__Web page and app entries__:
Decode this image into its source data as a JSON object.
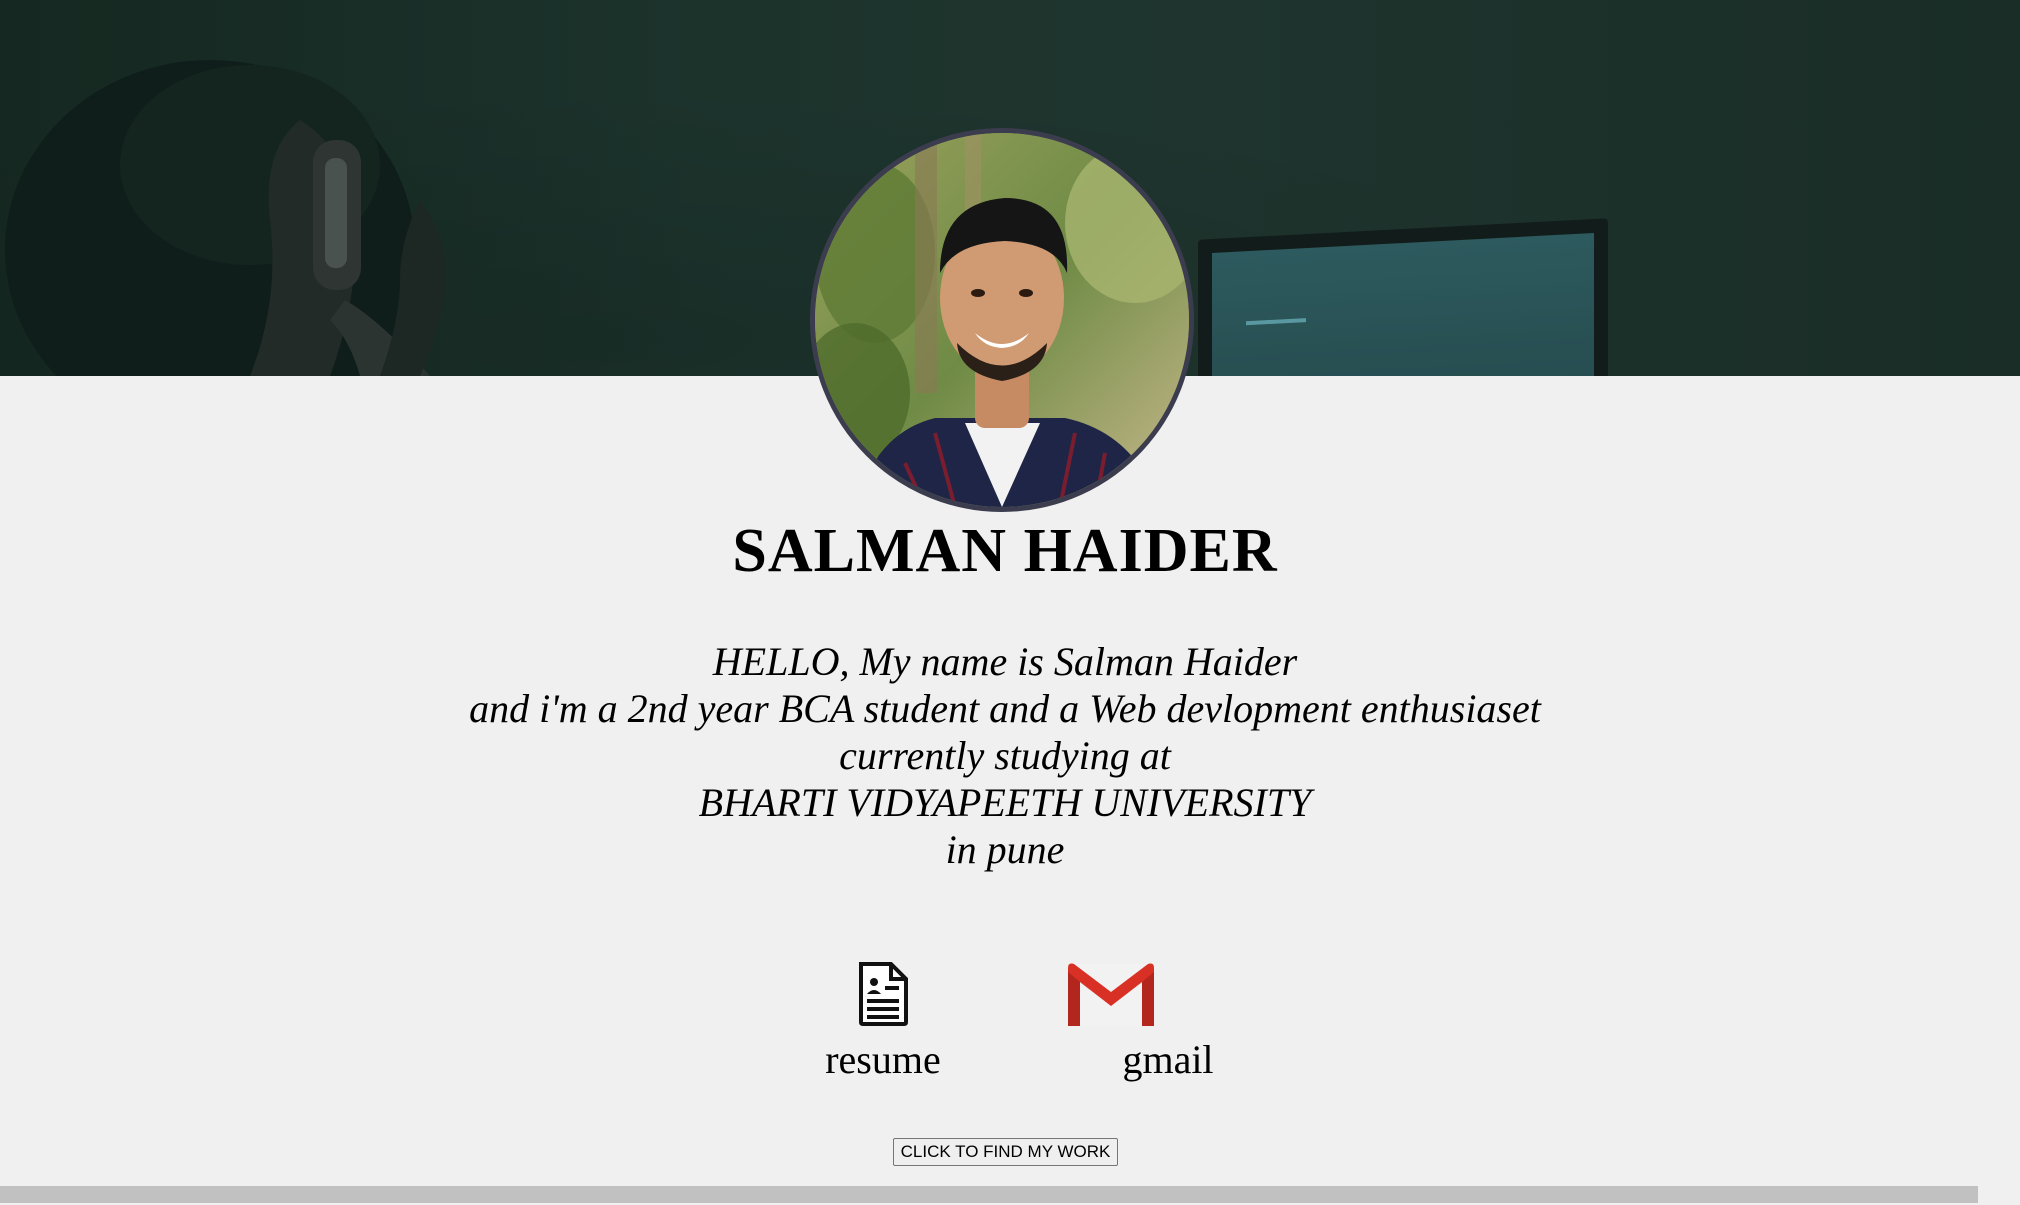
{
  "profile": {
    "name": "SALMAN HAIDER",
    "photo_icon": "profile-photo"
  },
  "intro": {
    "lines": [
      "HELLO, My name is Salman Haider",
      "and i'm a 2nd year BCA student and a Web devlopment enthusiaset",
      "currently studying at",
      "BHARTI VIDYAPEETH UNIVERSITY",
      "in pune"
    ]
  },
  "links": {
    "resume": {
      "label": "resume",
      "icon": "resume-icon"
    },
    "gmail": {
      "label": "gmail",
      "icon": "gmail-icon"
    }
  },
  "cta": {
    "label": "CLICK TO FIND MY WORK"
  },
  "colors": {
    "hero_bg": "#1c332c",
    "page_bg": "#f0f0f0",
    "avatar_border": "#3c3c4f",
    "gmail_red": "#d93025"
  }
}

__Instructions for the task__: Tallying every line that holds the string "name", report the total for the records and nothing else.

__Answer to this problem__: 2